● **Input material**:
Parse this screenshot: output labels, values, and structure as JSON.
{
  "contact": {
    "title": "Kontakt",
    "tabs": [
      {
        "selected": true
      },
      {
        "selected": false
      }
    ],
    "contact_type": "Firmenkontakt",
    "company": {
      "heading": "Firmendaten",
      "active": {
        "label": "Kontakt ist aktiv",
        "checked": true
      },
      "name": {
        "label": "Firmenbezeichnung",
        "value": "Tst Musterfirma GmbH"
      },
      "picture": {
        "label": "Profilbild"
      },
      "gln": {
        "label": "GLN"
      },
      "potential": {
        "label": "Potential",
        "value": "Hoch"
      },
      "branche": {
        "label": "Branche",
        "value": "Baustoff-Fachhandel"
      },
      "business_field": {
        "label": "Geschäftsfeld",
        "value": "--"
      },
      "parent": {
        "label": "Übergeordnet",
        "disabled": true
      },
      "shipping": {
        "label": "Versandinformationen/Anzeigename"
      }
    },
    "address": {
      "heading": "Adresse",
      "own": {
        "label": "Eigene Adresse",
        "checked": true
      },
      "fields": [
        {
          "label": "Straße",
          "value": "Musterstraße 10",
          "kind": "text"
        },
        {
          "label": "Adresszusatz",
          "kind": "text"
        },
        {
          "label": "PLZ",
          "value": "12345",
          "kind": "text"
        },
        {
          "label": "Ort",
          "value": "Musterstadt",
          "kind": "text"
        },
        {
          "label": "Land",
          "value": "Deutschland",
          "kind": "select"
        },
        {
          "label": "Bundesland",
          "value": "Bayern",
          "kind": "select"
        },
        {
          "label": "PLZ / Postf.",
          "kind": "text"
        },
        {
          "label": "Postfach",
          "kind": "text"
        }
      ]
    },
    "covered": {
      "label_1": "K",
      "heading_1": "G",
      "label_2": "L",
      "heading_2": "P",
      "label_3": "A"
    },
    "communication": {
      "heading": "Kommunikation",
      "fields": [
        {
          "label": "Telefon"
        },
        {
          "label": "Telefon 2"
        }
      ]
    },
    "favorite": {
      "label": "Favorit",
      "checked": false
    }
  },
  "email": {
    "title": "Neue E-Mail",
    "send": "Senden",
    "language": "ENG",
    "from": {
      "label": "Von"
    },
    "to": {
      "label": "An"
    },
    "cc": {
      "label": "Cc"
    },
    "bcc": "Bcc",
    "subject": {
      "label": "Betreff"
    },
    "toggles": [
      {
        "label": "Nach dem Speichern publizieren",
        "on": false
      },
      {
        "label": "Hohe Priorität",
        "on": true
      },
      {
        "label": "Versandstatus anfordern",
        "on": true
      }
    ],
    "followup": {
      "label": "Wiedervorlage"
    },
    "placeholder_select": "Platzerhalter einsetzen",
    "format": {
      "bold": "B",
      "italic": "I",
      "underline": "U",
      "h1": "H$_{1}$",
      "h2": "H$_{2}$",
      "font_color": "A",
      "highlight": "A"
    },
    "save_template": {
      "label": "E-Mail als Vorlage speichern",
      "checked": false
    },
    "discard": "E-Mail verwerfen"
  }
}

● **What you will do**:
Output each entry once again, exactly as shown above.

● **Response to this task**:
Parse this screenshot: output labels, values, and structure as JSON.
{
  "contact": {
    "title": "Kontakt",
    "tabs": [
      {
        "selected": true
      },
      {
        "selected": false
      }
    ],
    "contact_type": "Firmenkontakt",
    "company": {
      "heading": "Firmendaten",
      "active": {
        "label": "Kontakt ist aktiv",
        "checked": true
      },
      "name": {
        "label": "Firmenbezeichnung",
        "value": "Tst Musterfirma GmbH"
      },
      "picture": {
        "label": "Profilbild"
      },
      "gln": {
        "label": "GLN"
      },
      "potential": {
        "label": "Potential",
        "value": "Hoch"
      },
      "branche": {
        "label": "Branche",
        "value": "Baustoff-Fachhandel"
      },
      "business_field": {
        "label": "Geschäftsfeld",
        "value": "--"
      },
      "parent": {
        "label": "Übergeordnet",
        "disabled": true
      },
      "shipping": {
        "label": "Versandinformationen/Anzeigename"
      }
    },
    "address": {
      "heading": "Adresse",
      "own": {
        "label": "Eigene Adresse",
        "checked": true
      },
      "fields": [
        {
          "label": "Straße",
          "value": "Musterstraße 10",
          "kind": "text"
        },
        {
          "label": "Adresszusatz",
          "kind": "text"
        },
        {
          "label": "PLZ",
          "value": "12345",
          "kind": "text"
        },
        {
          "label": "Ort",
          "value": "Musterstadt",
          "kind": "text"
        },
        {
          "label": "Land",
          "value": "Deutschland",
          "kind": "select"
        },
        {
          "label": "Bundesland",
          "value": "Bayern",
          "kind": "select"
        },
        {
          "label": "PLZ / Postf.",
          "kind": "text"
        },
        {
          "label": "Postfach",
          "kind": "text"
        }
      ]
    },
    "covered": {
      "label_1": "K",
      "heading_1": "G",
      "label_2": "L",
      "heading_2": "P",
      "label_3": "A"
    },
    "communication": {
      "heading": "Kommunikation",
      "fields": [
        {
          "label": "Telefon"
        },
        {
          "label": "Telefon 2"
        }
      ]
    },
    "favorite": {
      "label": "Favorit",
      "checked": false
    }
  },
  "email": {
    "title": "Neue E-Mail",
    "send": "Senden",
    "language": "ENG",
    "from": {
      "label": "Von"
    },
    "to": {
      "label": "An"
    },
    "cc": {
      "label": "Cc"
    },
    "bcc": "Bcc",
    "subject": {
      "label": "Betreff"
    },
    "toggles": [
      {
        "label": "Nach dem Speichern publizieren",
        "on": false
      },
      {
        "label": "Hohe Priorität",
        "on": true
      },
      {
        "label": "Versandstatus anfordern",
        "on": true
      }
    ],
    "followup": {
      "label": "Wiedervorlage"
    },
    "placeholder_select": "Platzerhalter einsetzen",
    "format": {
      "bold": "B",
      "italic": "I",
      "underline": "U",
      "h1": "H$_{1}$",
      "h2": "H$_{2}$",
      "font_color": "A",
      "highlight": "A"
    },
    "save_template": {
      "label": "E-Mail als Vorlage speichern",
      "checked": false
    },
    "discard": "E-Mail verwerfen"
  }
}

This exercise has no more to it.